Three astronauts and members of the NASA/Roscosmos Expedition 64 team have safely landed in Kazakhstan following a six-month stint aboard the International Space Station (ISS).

A live broadcast of the moment was captured by the television channel belonging to Russia’s Roskosmos space agency, which showed the successful landing and disembarkment of the astronauts.

The spacecraft undocked from the International Space Station at 04:34 Moscow time on Saturday, with Russian cosmonauts Segei Ryzhikov, Sergei Kud-Sverchkov, and American astronaut and flight engineer Kathleen Rubins aboard. It was Kud-Sverchkov’s first mission, and the second for Ryzhikov and Rubins. The three had been at the station since October 2020.

During their time in orbit, the Russian cosmonauts made a spacewalk and carried out repairs in the Russian Zvezda module to seal a crack and areas where potential air leak spots were detected. Ryzhikov and Sergei Kud-Sverchkov completed their operations under the ISS Russian Segment’s main operational control group and Energia Space Rocket Corporation’s engineers.

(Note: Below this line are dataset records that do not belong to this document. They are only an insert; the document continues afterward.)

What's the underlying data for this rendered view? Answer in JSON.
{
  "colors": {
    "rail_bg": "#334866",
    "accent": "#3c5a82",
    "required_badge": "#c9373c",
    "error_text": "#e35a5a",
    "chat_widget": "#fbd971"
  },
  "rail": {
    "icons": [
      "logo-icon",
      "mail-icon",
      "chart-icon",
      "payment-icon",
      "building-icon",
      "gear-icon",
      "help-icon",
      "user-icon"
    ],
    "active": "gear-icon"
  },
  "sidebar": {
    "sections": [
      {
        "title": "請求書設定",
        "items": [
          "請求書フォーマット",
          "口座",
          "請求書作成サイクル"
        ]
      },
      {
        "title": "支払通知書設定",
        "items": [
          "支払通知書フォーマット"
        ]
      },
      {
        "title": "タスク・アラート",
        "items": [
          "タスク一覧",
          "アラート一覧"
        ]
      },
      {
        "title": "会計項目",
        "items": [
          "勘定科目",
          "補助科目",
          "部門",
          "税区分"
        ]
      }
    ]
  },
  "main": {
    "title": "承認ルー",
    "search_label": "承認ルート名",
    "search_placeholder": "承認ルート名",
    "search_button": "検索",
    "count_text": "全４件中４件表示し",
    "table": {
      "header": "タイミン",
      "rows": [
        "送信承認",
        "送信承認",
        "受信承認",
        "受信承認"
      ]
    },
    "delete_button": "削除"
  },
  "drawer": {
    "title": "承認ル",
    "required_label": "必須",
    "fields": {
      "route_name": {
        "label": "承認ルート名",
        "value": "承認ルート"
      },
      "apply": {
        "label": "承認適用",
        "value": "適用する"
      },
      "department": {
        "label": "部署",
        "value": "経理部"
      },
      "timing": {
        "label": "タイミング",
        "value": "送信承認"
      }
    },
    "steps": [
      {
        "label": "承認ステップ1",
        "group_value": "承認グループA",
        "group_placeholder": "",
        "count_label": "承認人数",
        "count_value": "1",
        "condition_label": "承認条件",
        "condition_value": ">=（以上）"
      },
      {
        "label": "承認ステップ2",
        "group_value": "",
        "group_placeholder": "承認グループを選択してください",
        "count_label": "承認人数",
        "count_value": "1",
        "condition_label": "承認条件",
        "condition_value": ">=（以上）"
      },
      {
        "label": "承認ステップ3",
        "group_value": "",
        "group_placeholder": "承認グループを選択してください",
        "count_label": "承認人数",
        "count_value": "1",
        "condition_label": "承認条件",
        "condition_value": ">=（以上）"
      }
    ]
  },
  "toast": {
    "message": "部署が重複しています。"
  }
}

The astronauts also conducted over 50 scientific experiments and researches while on board. 

For the first time ever, three researches were conducted without the crew’s participation, while the ISS was in automatic mode.

The three astronauts descended back to Earth in the spacecraft Soyuz MS-17 and the descent capsule touched down in the early hours of 17th April, landing in the Kazakh Steppe, southeast of the town of Zhezkazgan.

The remaining crew aboard the ISS include Roscosmos cosmonauts Oleg Novitsky and Pyotr Dubrov, Japanese astronaut Soichi Noguchi, and NASA astronauts Shannon Walker, Michael Hopkins, Mark Vande Hai and Victor Glover. They were soon joined by more of their colleagues.

On 22 April, NASA and SpaceX sent another operational flight of the Crew Dragon spacecraft to the ISS.

Four astronauts: NASA’s Shane Kimbrough and Megan McArthur, the European Space Agency’s Thomas Pesquet, and Akihiko Hoshide of the Japanese Aerospace Exploration Agency undertook the journey into space aboard the Dragon, which was powered up there by the incredible Falcon 9 boosters.

All four have already been to space before, prompting Pesquet to tweet about their combined expertise, saying: “I don’t mean to show off but this crew might have the most combined experience in spaceflight history!”

NASA’s official Youtube livestream can be found here.